Super Bowl Day: Ready For 17 And A Half Minutes Of Football?
RACHEL MARTIN, HOST:
The hype is over. It is indeed game day. Today in Glendale, Arizona, the New England Patriots take on the Seattle Seahawks in one of the most anticipated championship games ever. The Patriots are gunning for their fourth title since 2002, and they are ever-so-slight favorites. Defending champion Seattle is trying to become the ninth team to win back-to-back Super Bowls. It is a dream matchup after a nightmare season for the NFL. Here to talk with us from Phoenix, not far from where the game will be played, is NPR's Tom Goldman.
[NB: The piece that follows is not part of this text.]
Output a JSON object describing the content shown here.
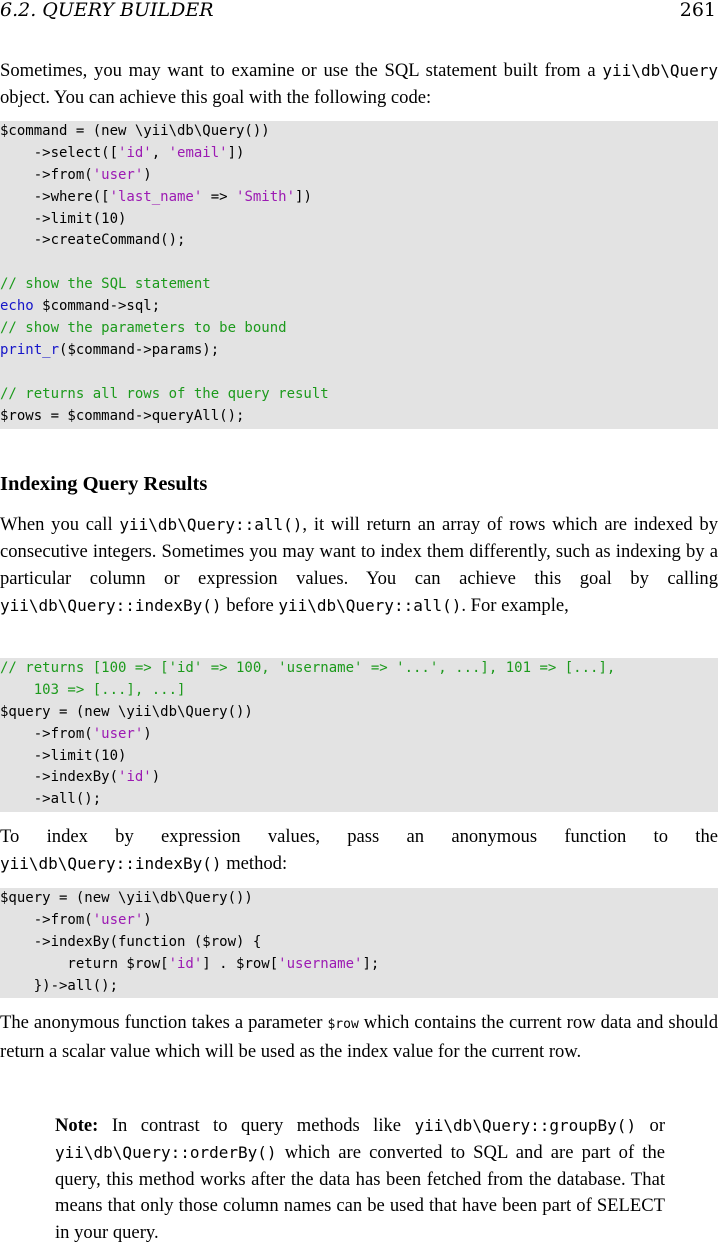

Hey, Tom. Happy Super Bowl Sunday.
TOM GOLDMAN, BYLINE: Oh, same to you, Rachel.
MARTIN: (Laughter) So before I ask you to tell us who is going to win and why, I've got to ask you about this new study out that says we're going to see less than 20 minutes of action in this game which is shameful.
GOLDMAN: (Laughter) Believe it. A study by the nonprofit Media Education Foundation estimates there will be right around 17 1/2 minutes of actual football action in your four hour Super Bowl show. So that'll leave you lots of time to do other stuff - watch lots of commercials. The question is, Rachel, which teams will do more with that 17 1/2 minutes? Now it's very hard to say. Both are exceptional teams with multiple weapons on offense and defense and special teams. They have identical 14-4 records, very balanced offensive attacks. Tell you just a little bit about that - Seattle's offenses lean more on the pounding running of Marshawn Lynch, who should remind us today he is a lot more than just the guy who won't talk to the media. But Seattle can also win with quarterback Russell Wilson throwing the ball. Similarly, the Patriots are very, you know, they're very balanced. They've got a great running back in LeGarrette Blount. Quarterback Tom Brady - he's in the discussion of the greatest quaterbacks ever. One thing to look for - Seattle has an edge on defense because the Seahawks have basically been the gold standard for defense. But we're going to watch closely to see if any of the Seahawks outstanding defensive backs, who've been injured recently - Richard Sherman, Earl Thomas, Kam Chancellor - are having trouble playing.
MARTIN: OK. So anything tip the balance, Tom, one way or the other?
GOLDMAN: Well, this regular season, Seattle's great defense gave up 11 touchdowns to opposing tight ends. That's one of the highest amounts in the NFL. And guess who has the best tight end in football? New England with Rob Gronkowski, so advantage, perhaps, to the Patriots. And then there's this - 3 of New England's 4 losses this season came against teams with quarterbacks who run the ball really well. No one runs the ball better than Seattle's Russell Wilson. New England may be vulnerable there.
MARTIN: OK. Who's going to win?
GOLDMAN: Oh, God, I don't know.
GOLDMAN: But I will repeat my favorite prediction among the billions out there. It comes from former Baltimore Ravens head coach Brian Billick. He picked Seattle to win 24-21, but he gives this explanation. This is truly a tossup. I could give you five reasons why either of those closely matched teams will win. Ultimately, I'm just guessing. And Rachel, so is everyone else, no matter how confident they seem.
MARTIN: OK. Tom Goldman, enjoy the game.
GOLDMAN: Thanks, Rachel. Transcript provided by NPR, Copyright NPR.